After interviewing 1,044 female mobile phone users aged between 14 and 49, Vodafone produced the astonishing conclusion that women are informed mobile phone users who know what they want.
Gosh! Whatever next?

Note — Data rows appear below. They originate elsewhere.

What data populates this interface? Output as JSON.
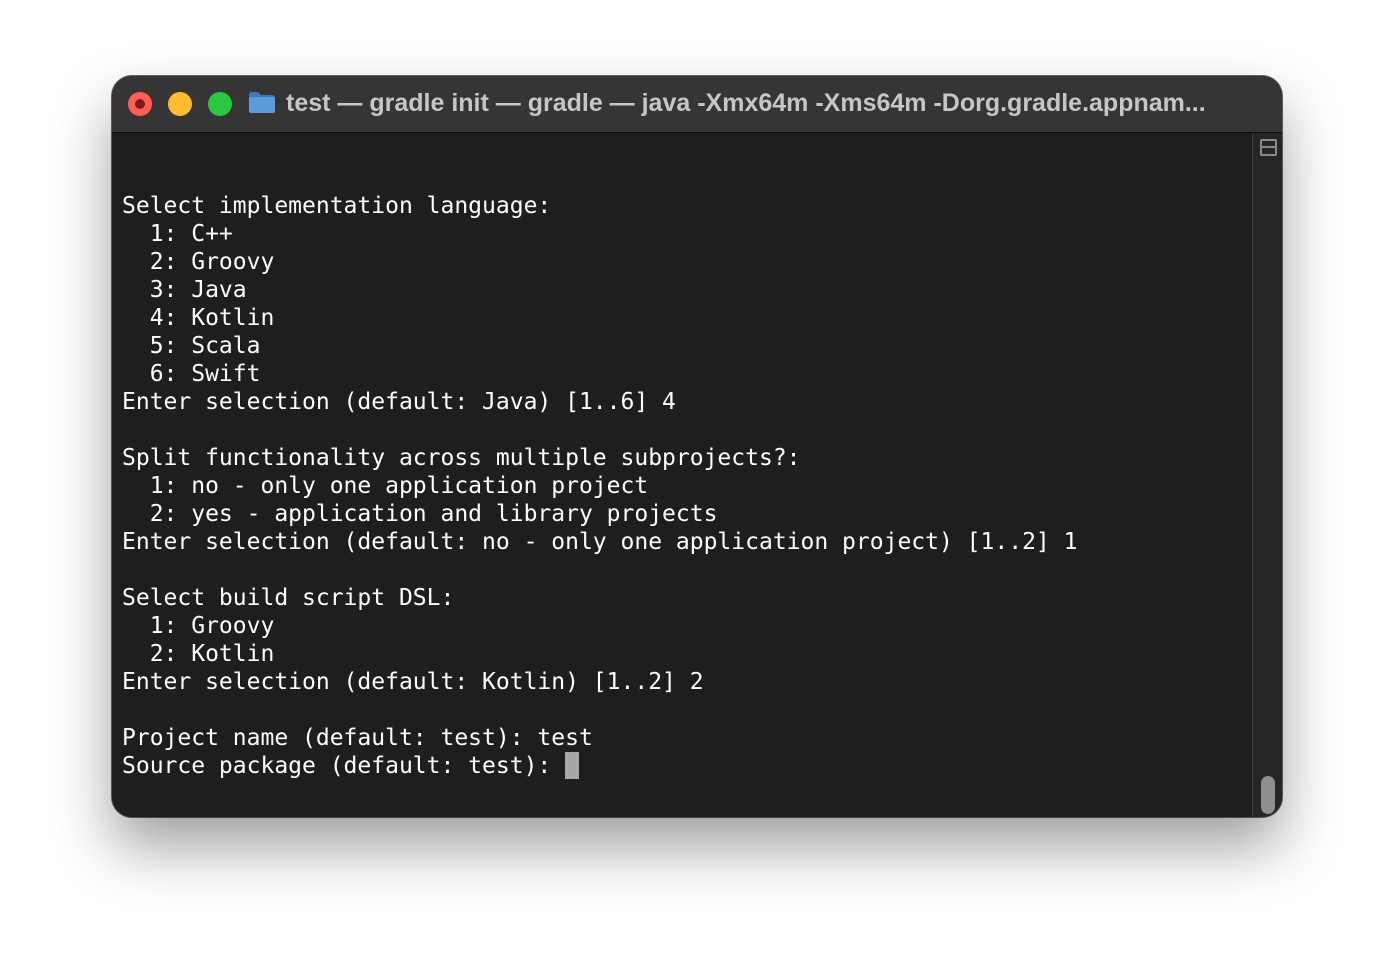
{
  "window": {
    "title": "test — gradle init — gradle — java -Xmx64m -Xms64m -Dorg.gradle.appnam..."
  },
  "titlebar": {
    "icons": [
      "close-icon",
      "minimize-icon",
      "zoom-icon",
      "folder-icon"
    ]
  },
  "terminal": {
    "lines": [
      "",
      "Select implementation language:",
      "  1: C++",
      "  2: Groovy",
      "  3: Java",
      "  4: Kotlin",
      "  5: Scala",
      "  6: Swift",
      "Enter selection (default: Java) [1..6] 4",
      "",
      "Split functionality across multiple subprojects?:",
      "  1: no - only one application project",
      "  2: yes - application and library projects",
      "Enter selection (default: no - only one application project) [1..2] 1",
      "",
      "Select build script DSL:",
      "  1: Groovy",
      "  2: Kotlin",
      "Enter selection (default: Kotlin) [1..2] 2",
      "",
      "Project name (default: test): test"
    ],
    "prompt": "Source package (default: test): "
  },
  "scrollbar": {
    "icon": "split-pane-icon"
  },
  "colors": {
    "background": "#1e1e1e",
    "titlebar": "#353535",
    "text": "#ffffff",
    "title_text": "#c6c6c6",
    "close": "#ff5f57",
    "minimize": "#febc2e",
    "zoom": "#28c840",
    "folder": "#4f8fd0",
    "cursor": "#a7a7a7"
  }
}
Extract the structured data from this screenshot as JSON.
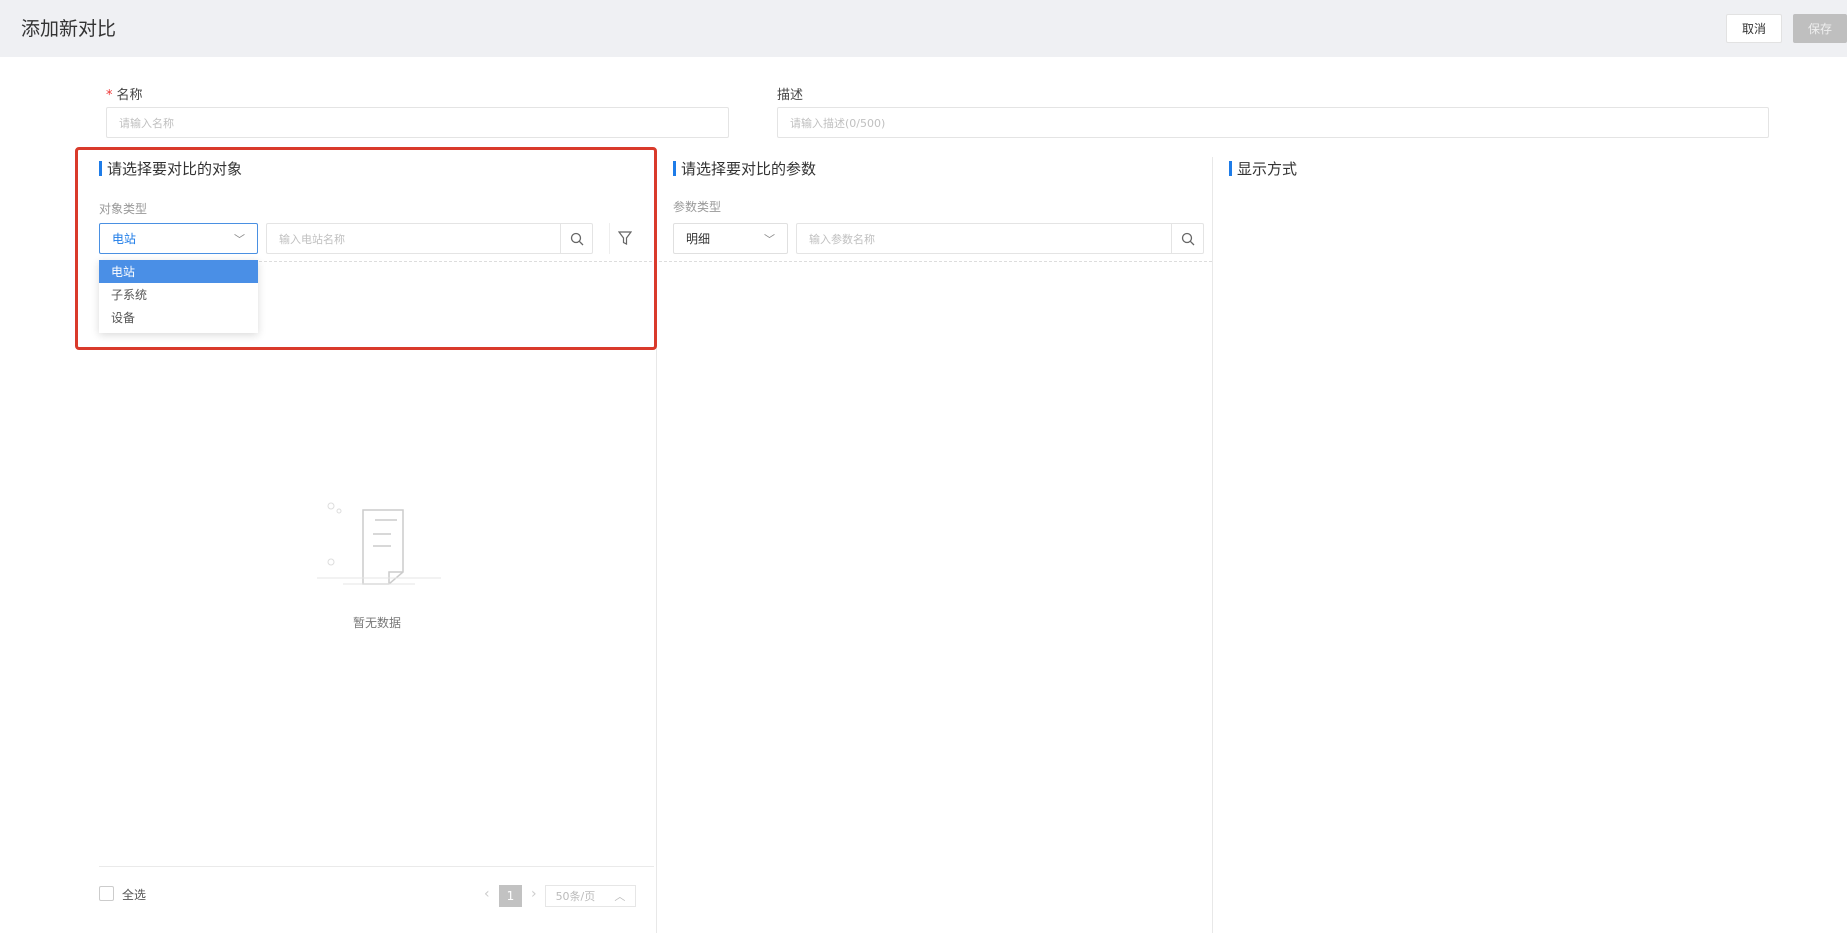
{
  "header": {
    "title": "添加新对比",
    "cancel_label": "取消",
    "save_label": "保存"
  },
  "form": {
    "name_label": "名称",
    "name_required": "*",
    "name_placeholder": "请输入名称",
    "desc_label": "描述",
    "desc_placeholder": "请输入描述(0/500)"
  },
  "objects": {
    "title": "请选择要对比的对象",
    "type_label": "对象类型",
    "type_value": "电站",
    "search_placeholder": "输入电站名称",
    "options": [
      "电站",
      "子系统",
      "设备"
    ],
    "empty_text": "暂无数据",
    "select_all": "全选",
    "page": "1",
    "page_size": "50条/页",
    "prev": "‹",
    "next": "›"
  },
  "params": {
    "title": "请选择要对比的参数",
    "type_label": "参数类型",
    "type_value": "明细",
    "search_placeholder": "输入参数名称"
  },
  "display": {
    "title": "显示方式"
  }
}
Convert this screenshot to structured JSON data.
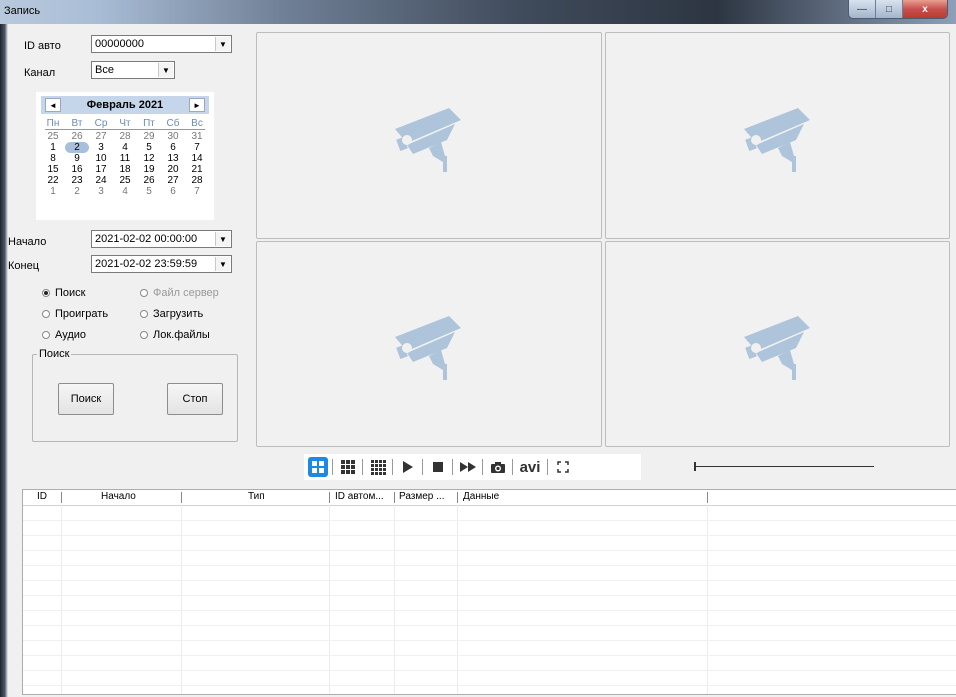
{
  "window": {
    "title": "Запись",
    "min": "—",
    "max": "□",
    "close": "x"
  },
  "left": {
    "id_label": "ID авто",
    "id_value": "00000000",
    "channel_label": "Канал",
    "channel_value": "Все",
    "start_label": "Начало",
    "start_value": "2021-02-02 00:00:00",
    "end_label": "Конец",
    "end_value": "2021-02-02 23:59:59"
  },
  "calendar": {
    "month": "Февраль 2021",
    "prev": "◄",
    "next": "►",
    "dow": [
      "Пн",
      "Вт",
      "Ср",
      "Чт",
      "Пт",
      "Сб",
      "Вс"
    ],
    "weeks": [
      [
        "25",
        "26",
        "27",
        "28",
        "29",
        "30",
        "31"
      ],
      [
        "1",
        "2",
        "3",
        "4",
        "5",
        "6",
        "7"
      ],
      [
        "8",
        "9",
        "10",
        "11",
        "12",
        "13",
        "14"
      ],
      [
        "15",
        "16",
        "17",
        "18",
        "19",
        "20",
        "21"
      ],
      [
        "22",
        "23",
        "24",
        "25",
        "26",
        "27",
        "28"
      ],
      [
        "1",
        "2",
        "3",
        "4",
        "5",
        "6",
        "7"
      ]
    ]
  },
  "modes": {
    "search": "Поиск",
    "play": "Проиграть",
    "audio": "Аудио",
    "server": "Файл сервер",
    "download": "Загрузить",
    "local": "Лок.файлы"
  },
  "group": {
    "title": "Поиск",
    "search_button": "Поиск",
    "stop_button": "Стоп"
  },
  "toolbar": {
    "avi": "avi"
  },
  "table": {
    "headers": [
      "ID",
      "Начало",
      "Тип",
      "ID автом...",
      "Размер ...",
      "Данные"
    ]
  }
}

Women like food too?
The April 2005 survey, undertaken by GfK, apparently confirmed that women are confident mobile phone users with a “sound knowledge and overview of mobile communications when buying mobile phones, using handsets and services and in many daily mobile communication applications.”
In other words, they can use mobile phones just like everyone else.
After wading through pages of the depressing minutiae contained in the report, I can reveal that one-third of women trust their own judgment when buying a phone, with the rest asking their husband, boyfriend, or a sales assistant (lesbians don’t seem to exist in this survey).
Vodafone’s survey tells us that women – just like the other half of the human race – are price conscious, with the operator’s tariff being ranked as the most important criteria (71 percent) for purchase, followed by the handset price (66 percent)
The report claimed to be “surprised” that the ‘typical female’ criterion of colour was only accorded a priority ranking of eleven out of a total of sixteen criteria.
Predictably, the most used functions were text messages (92 percent), alarm clock function (72 percent), calendar (56 percent) and ring tones (50 percent).
Neatly half of women use the camera on their phone with 37 percent of respondents citing the provision of Bluetooth for wireless data transfer as important.
In another startlingly obvious conclusion, the survey reveals that games are used most frequently by the 14-19 years age group, and that camera, video and music functions are becoming “increasingly popular.”
Wow. I bet you didn’t know that.
The report seems almost disappointed that the ladies weren’t lining up to register their approval of pretty pink phones with sparkly bits on, with half of all respondents stating that mobile phone accessories are unnecessary ‘fashion gimmicks.’
Plumbing the absolute depths of irrelevant detail, the survey found that more than half of the women said that their favourite place for making mobile calls is a comfortable sofa, with 43 percent sitting on the patio or balcony and 31 percent preferring to make calls in bed. Fascinating stuff!
There’s even a bit at the end where the report tries to link the impact of mobiles on relationships between men and women, but we’d just about lost the will to live by then.
And so the report drones on in a never-ending stream of dreary stats of little consequence to anyone – and with no comparative stats for men’s mobile phone usage, this survey is not only one of the dullest we’ve ever read (and boy, we’ve seen some corkers!), it’s completely meaningless too.